AHRENSBURG, GERMANY — SternEnzym has introduced a new compound for the production of gluten-free wafers.

The Sternzym GA 31077 GF improve makes gluten-free wafers as stable and crispy as standard wafers.

“With the help of this enzyme compound, high-quality wafers can be made from gluten-free flour,” said Angelika Drakulic, application technologist at SternEnzym. “The consumer can’t tell any difference.”

The enzymatic solution Sternzym GA 31077 GF ensures optimum dough viscosity and adaptable wafer sheet color. Sternzym GA 31077 GF can be added to various gluten-free flours and is a mix of standardized glucoamylase enzyme from fungus with a thickener.

Glucoamylase turns starch into glucose units, supporting fermentation and giving an even browning. The thickener contributes to the viscoelastic properties of the dough.

In recent years consumer interest in gluten-free foods has risen sharply. People suffering from celiac disease or gluten intolerance have to be careful not to eat foods containing this protein. But for many consumers, the reasons for choosing gluten-free foods are not strictly medical.

More and more perceive gluten-free products as healthier. Thus, gluten-free is no longer a niche product.

“Adding gluten-free baked goods to a product range is an ideal way for manufacturers to expand their target groups and meet a growing demand,” said Karin Abraham, head of research and development at SternEnzym.

However, gluten-free flour is a challenge in the production of baked goods, because gluten is an important ingredient that gives dough more elasticity and provides a better structure. Gluten also improves mixing tolerance and gas retention ability.

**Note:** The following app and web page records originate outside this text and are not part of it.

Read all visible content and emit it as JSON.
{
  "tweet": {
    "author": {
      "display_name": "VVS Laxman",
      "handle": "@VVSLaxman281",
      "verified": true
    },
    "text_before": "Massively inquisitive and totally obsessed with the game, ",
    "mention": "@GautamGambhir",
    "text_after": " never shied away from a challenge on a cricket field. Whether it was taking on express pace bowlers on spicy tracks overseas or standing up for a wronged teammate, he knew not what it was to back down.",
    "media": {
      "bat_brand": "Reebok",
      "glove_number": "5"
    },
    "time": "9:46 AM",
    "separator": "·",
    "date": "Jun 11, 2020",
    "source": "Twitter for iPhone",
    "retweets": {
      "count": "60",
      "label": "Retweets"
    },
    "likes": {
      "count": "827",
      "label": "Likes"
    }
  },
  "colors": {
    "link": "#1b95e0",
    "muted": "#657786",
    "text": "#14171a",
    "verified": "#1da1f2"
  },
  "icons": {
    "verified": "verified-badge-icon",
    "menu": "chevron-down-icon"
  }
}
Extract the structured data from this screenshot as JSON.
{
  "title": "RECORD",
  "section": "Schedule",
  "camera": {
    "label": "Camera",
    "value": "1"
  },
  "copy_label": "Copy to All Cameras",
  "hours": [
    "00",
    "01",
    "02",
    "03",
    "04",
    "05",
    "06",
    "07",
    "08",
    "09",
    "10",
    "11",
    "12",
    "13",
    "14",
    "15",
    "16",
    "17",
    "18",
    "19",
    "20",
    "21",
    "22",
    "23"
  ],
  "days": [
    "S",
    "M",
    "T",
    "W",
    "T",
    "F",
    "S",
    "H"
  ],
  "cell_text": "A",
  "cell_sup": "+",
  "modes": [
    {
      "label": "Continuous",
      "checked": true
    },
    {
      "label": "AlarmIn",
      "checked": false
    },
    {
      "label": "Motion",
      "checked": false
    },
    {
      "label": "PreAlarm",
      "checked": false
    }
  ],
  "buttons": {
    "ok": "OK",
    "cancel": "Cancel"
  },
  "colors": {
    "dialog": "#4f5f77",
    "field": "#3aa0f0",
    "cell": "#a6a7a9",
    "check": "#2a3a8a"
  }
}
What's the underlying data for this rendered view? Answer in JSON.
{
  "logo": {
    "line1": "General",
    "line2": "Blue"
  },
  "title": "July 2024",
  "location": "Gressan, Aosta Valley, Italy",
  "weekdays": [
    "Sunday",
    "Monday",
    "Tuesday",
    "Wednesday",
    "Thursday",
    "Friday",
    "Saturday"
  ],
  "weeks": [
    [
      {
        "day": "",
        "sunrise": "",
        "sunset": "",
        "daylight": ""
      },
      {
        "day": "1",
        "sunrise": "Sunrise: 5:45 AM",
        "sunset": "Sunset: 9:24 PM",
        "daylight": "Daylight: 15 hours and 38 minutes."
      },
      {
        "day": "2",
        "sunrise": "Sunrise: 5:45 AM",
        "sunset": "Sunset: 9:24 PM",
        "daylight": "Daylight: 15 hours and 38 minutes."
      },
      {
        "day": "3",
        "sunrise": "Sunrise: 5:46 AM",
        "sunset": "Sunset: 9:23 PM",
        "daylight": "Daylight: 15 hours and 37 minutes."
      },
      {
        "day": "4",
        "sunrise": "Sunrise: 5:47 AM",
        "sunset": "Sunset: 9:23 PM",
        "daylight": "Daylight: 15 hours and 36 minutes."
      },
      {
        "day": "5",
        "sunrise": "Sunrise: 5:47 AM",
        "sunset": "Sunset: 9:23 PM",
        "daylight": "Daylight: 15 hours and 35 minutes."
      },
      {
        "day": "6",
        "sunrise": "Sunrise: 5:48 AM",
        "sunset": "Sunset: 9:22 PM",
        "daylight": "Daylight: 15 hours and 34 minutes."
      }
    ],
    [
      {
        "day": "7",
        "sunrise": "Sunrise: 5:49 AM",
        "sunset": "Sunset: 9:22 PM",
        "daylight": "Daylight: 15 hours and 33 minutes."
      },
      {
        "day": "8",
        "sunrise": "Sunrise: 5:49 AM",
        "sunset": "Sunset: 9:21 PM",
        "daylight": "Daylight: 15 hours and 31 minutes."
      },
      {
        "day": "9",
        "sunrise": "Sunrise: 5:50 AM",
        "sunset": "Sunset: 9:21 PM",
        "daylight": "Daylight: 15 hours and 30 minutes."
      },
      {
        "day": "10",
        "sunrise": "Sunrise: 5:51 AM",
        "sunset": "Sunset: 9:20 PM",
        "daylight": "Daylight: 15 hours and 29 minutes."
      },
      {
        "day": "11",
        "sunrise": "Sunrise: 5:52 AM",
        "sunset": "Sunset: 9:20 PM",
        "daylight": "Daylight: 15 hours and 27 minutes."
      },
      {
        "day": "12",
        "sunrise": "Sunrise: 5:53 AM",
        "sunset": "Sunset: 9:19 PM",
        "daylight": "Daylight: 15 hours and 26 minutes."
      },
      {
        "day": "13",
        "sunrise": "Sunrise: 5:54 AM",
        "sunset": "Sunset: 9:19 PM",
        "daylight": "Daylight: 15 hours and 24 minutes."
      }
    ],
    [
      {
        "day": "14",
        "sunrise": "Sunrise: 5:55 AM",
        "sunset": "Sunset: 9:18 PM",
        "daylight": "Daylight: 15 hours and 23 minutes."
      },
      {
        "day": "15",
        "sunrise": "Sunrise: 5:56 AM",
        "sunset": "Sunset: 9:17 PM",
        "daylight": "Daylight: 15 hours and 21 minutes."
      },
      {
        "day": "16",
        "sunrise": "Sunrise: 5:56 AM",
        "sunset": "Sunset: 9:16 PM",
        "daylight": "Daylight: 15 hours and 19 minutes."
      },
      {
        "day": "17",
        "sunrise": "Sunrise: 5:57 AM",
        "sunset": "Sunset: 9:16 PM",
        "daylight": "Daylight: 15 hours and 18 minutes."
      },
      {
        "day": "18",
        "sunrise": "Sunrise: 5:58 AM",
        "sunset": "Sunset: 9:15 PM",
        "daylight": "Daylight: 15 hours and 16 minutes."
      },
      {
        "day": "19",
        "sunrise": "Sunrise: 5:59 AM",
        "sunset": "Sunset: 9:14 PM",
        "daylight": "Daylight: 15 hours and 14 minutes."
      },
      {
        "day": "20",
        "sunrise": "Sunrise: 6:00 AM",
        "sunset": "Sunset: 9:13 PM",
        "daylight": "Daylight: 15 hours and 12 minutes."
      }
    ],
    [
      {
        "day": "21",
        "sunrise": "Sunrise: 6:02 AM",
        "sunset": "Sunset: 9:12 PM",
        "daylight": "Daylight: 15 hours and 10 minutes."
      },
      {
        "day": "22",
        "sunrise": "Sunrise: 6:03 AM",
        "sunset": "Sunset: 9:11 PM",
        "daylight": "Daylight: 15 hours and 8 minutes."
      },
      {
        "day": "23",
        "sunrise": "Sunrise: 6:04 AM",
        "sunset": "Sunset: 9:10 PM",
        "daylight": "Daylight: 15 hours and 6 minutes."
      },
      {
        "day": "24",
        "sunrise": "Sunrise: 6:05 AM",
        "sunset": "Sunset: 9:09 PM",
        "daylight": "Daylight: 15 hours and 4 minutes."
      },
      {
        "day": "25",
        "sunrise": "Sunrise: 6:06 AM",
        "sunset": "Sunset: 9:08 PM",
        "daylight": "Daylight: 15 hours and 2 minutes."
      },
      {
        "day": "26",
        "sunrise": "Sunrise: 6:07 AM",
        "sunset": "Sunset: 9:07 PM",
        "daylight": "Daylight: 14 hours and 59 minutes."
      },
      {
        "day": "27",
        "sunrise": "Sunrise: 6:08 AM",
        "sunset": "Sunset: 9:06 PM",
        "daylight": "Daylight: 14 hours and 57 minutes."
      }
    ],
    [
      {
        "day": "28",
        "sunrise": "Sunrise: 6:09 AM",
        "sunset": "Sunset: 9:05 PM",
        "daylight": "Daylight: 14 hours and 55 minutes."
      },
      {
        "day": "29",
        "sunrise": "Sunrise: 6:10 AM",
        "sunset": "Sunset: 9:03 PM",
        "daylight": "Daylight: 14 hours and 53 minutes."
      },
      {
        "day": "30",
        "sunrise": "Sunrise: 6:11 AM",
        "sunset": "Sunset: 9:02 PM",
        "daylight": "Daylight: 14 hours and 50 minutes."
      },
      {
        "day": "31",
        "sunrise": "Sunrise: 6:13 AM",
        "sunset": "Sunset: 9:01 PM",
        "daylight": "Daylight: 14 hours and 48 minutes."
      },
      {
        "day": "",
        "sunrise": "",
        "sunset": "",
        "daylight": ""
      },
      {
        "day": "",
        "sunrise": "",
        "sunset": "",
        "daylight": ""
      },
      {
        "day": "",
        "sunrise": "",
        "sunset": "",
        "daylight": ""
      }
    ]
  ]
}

It’s especially difficult to make gluten-free flat baked foods like cookies with a creme filling between thin, crispy wafer sheets. Normally, gluten is part of what gives such thin baked foods their stability. The flour used for high-quality wafer sheets typically has a protein content of 9% to 11%. Lower than that, the wafer is too soft and fragile. Higher than that, the wafer becomes too hard. These fluctuations can in principle be compensated for with enzymes.